Thursday, May 19, 2011

RFP - Spring In Your Step Initial Tasting

When Jeff and I started the Recipe Formulation Project (RFP) at the start of the year, one of the objectives was to brew the recipe at least twice.  We felt that only by committing to brew with new ingredients, and adjusting the recipe based on our tasting evaluation, could we begin to understand how professional brewers "tweak" and work with their recipes.  With that in mind, a couple trusted palates and I gathered at my house to evaluate my Spring in Your Step RFP beer.

Our general perception of the Spring in Your Step beer was that it fit with the beer concept, which was that the drinker was wishing Spring would come soon.  The beer displayed some citrus character that highlighted one of the theme ingredients.  It also featured a bit of sourness, which increased the refreshing perception of the beer.  This characteristic was complemented by the beer's dry finish and a hint of spiciness.

However, the tasters came away impression that the beer was stuck between "worlds."  While the beer had a hint of sourness, it was not truly sour.  While the beer had a hint of citrus, it lacked a distinctive citrus character.  The beer also seemed too bitter for its body and flavor base, in a way that pushed it towards an American pale ale character.  These different hints of flavors seemed to leave the taster with a muddled perspective, one that made the taster wish the beer would move in one of the three directions.  Add to that impression that the beer lacked any distinctive character from the other theme ingredient, honey malt, and it was obvious that some recipe re-tooling was in order.

After these flavor perceptions, I think the best direction to push the recipe would be toward sour citrus.  I love the flavors of a crisp margarita, especially in the Spring time.  The sour citrus character is refreshing and delightful.  Thus, I think I will retool the recipe to use more acidulated malt and provide more citrus character.  I have a feeling that the bitterness in the beer came from pith on the fruit rinds, so I plan on trying to reduce the pith next time.  As for the honey malt, I do not feel it added much to the finished beer.  So, I plan to reduce its percentage in the next batch's grist to encourage a crisp flavor finish.

Hopefully, the RFP experiment has been of interest to the Lug Wrench reader.  Stay tuned for the next version of Spring in Your Step.



Recipe Formulation Project - Reference Guide
Tom's Recipe:
Jeff's Recipe:


  1. Sounds like a good beer. I have one of my favorite spring/summer beers in the fermenter right now (a Belgian wit). I use bitter and sweet dried orange peel in the recipe for the citrus notes, and I find it works great in conjunction with some fresh peels.

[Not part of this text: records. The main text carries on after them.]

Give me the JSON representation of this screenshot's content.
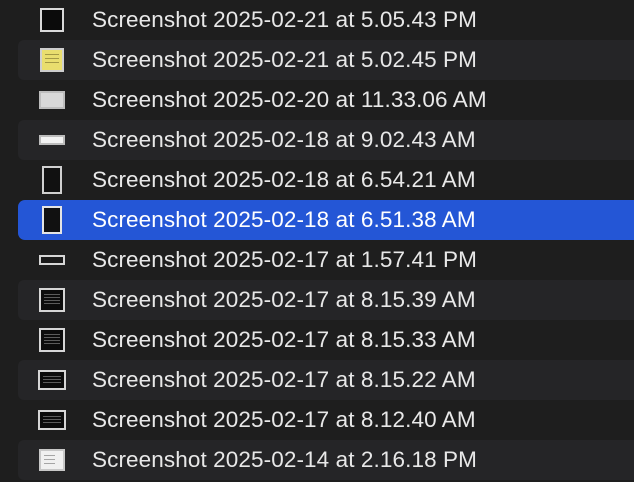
{
  "files": [
    {
      "name": "Screenshot 2025-02-21 at 5.05.43 PM",
      "thumbnail": "dark-square-screenshot-icon"
    },
    {
      "name": "Screenshot 2025-02-21 at 5.02.45 PM",
      "thumbnail": "yellow-document-screenshot-icon"
    },
    {
      "name": "Screenshot 2025-02-20 at 11.33.06 AM",
      "thumbnail": "wide-light-screenshot-icon"
    },
    {
      "name": "Screenshot 2025-02-18 at 9.02.43 AM",
      "thumbnail": "thin-strip-screenshot-icon"
    },
    {
      "name": "Screenshot 2025-02-18 at 6.54.21 AM",
      "thumbnail": "tall-dark-screenshot-icon"
    },
    {
      "name": "Screenshot 2025-02-18 at 6.51.38 AM",
      "thumbnail": "tall-dark-screenshot-icon",
      "selected": true
    },
    {
      "name": "Screenshot 2025-02-17 at 1.57.41 PM",
      "thumbnail": "thin-strip-screenshot-icon"
    },
    {
      "name": "Screenshot 2025-02-17 at 8.15.39 AM",
      "thumbnail": "terminal-screenshot-icon"
    },
    {
      "name": "Screenshot 2025-02-17 at 8.15.33 AM",
      "thumbnail": "terminal-screenshot-icon"
    },
    {
      "name": "Screenshot 2025-02-17 at 8.15.22 AM",
      "thumbnail": "terminal-wide-screenshot-icon"
    },
    {
      "name": "Screenshot 2025-02-17 at 8.12.40 AM",
      "thumbnail": "terminal-wide-screenshot-icon"
    },
    {
      "name": "Screenshot 2025-02-14 at 2.16.18 PM",
      "thumbnail": "light-document-screenshot-icon"
    }
  ],
  "colors": {
    "background": "#1e1e1e",
    "alternate_row": "#252527",
    "selection": "#2456d6",
    "text": "#e8e8e8"
  }
}
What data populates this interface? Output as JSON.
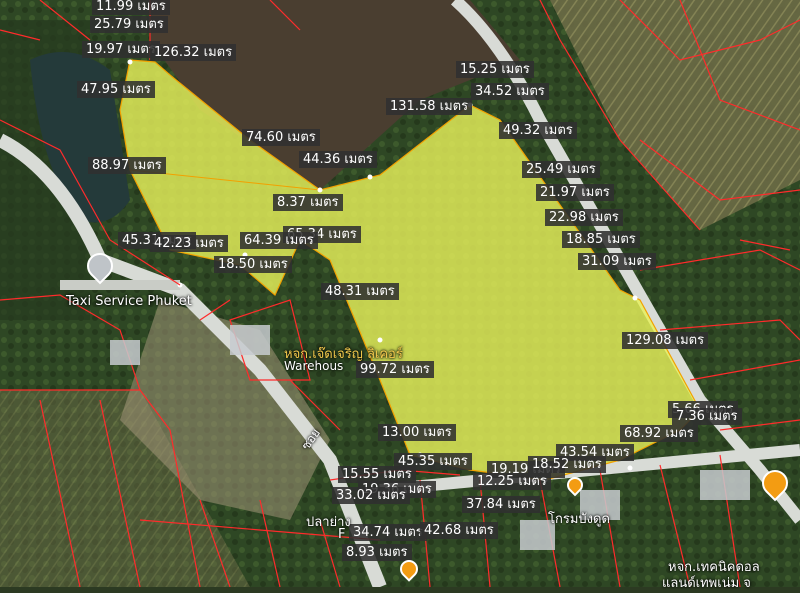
{
  "measurements": [
    "11.99 เมตร",
    "25.79 เมตร",
    "19.97 เมตร",
    "126.32 เมตร",
    "47.95 เมตร",
    "15.25 เมตร",
    "34.52 เมตร",
    "131.58 เมตร",
    "49.32 เมตร",
    "74.60 เมตร",
    "44.36 เมตร",
    "88.97 เมตร",
    "25.49 เมตร",
    "21.97 เมตร",
    "8.37 เมตร",
    "22.98 เมตร",
    "65.34 เมตร",
    "45.31 เมตร",
    "42.23 เมตร",
    "64.39 เมตร",
    "18.85 เมตร",
    "18.50 เมตร",
    "31.09 เมตร",
    "48.31 เมตร",
    "129.08 เมตร",
    "99.72 เมตร",
    "5.66 เมตร",
    "7.36 เมตร",
    "68.92 เมตร",
    "13.00 เมตร",
    "45.35 เมตร",
    "43.54 เมตร",
    "19.19 เมตร",
    "18.52 เมตร",
    "15.55 เมตร",
    "12.25 เมตร",
    "19.36 เมตร",
    "33.02 เมตร",
    "37.84 เมตร",
    "34.74 เมตร",
    "42.68 เมตร",
    "8.93 เมตร"
  ],
  "places": {
    "taxi": "Taxi Service Phuket",
    "shop_name": "หจก.เจ๊ดเจริญ ลิเคอร์",
    "warehouse": "Warehous",
    "road": "ซอย",
    "market": "ปลาย่าง",
    "plai_suffix": "F",
    "right_place": "โกรมบังดูด",
    "bottom_right_1": "หจก.เทคนิคดอล",
    "bottom_right_2": "แลนด์เทพเน่ม จ"
  },
  "pins": [
    "taxi-pin",
    "shop-pin",
    "right-pin",
    "bottom-pin"
  ],
  "colors": {
    "parcel_fill": "#e6f05a",
    "boundary": "#ff2b2b",
    "road": "#d8dbd6",
    "vegetation": "#2f4a26"
  }
}
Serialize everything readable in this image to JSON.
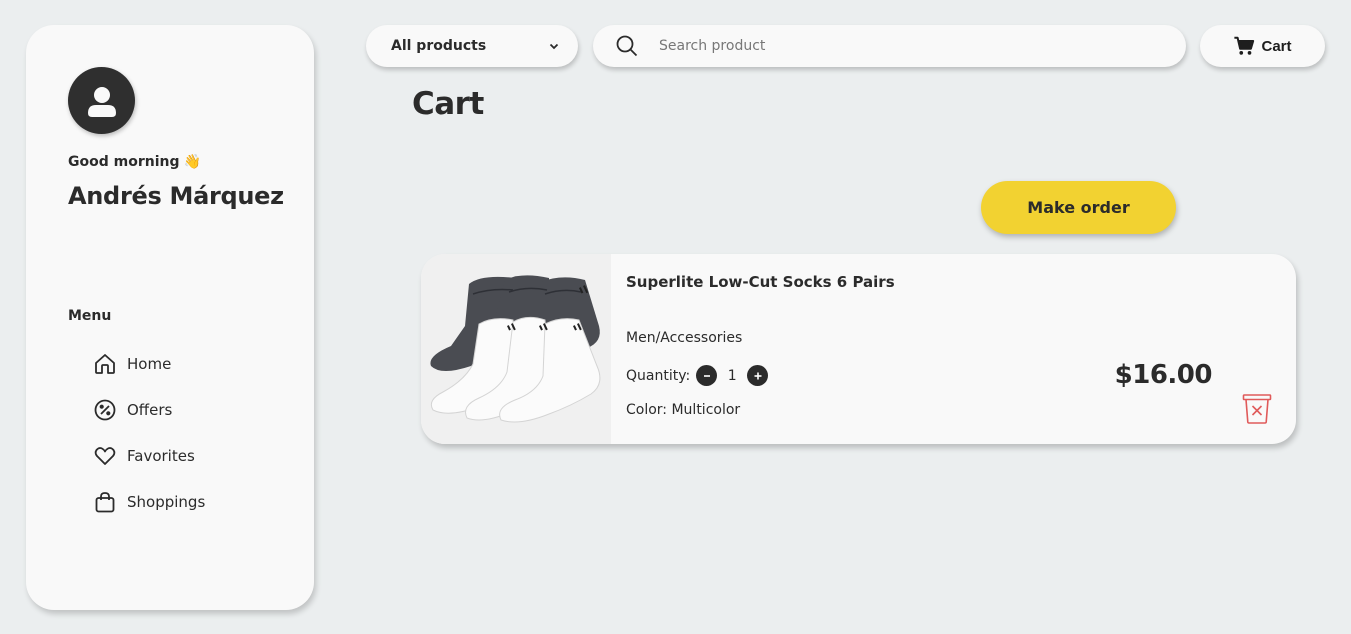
{
  "sidebar": {
    "greeting": "Good morning",
    "greeting_emoji": "👋",
    "user_name": "Andrés Márquez",
    "menu_heading": "Menu",
    "items": [
      {
        "label": "Home",
        "icon": "home-icon"
      },
      {
        "label": "Offers",
        "icon": "percent-icon"
      },
      {
        "label": "Favorites",
        "icon": "heart-icon"
      },
      {
        "label": "Shoppings",
        "icon": "shopping-bag-icon"
      }
    ]
  },
  "topbar": {
    "filter_selected": "All products",
    "search_placeholder": "Search product",
    "cart_label": "Cart"
  },
  "main": {
    "title": "Cart",
    "make_order_label": "Make order"
  },
  "cart_items": [
    {
      "name": "Superlite Low-Cut Socks 6 Pairs",
      "category": "Men/Accessories",
      "quantity_label": "Quantity:",
      "quantity": "1",
      "color_label": "Color: Multicolor",
      "price": "$16.00"
    }
  ],
  "colors": {
    "background": "#ebeeef",
    "panel": "#f9f9f9",
    "accent": "#f2d231",
    "text": "#2b2b2b",
    "delete": "#e05a5a"
  }
}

  2. Thanks for the note, Cory. It is always nice to hear from a reader. I like several things about Spring in Your Step, but it could use some work. Hopefully, augmenting the sourness and the citrus will make it that much better. Thanks for posting.


Related Posts Plugin for WordPress, Blogger...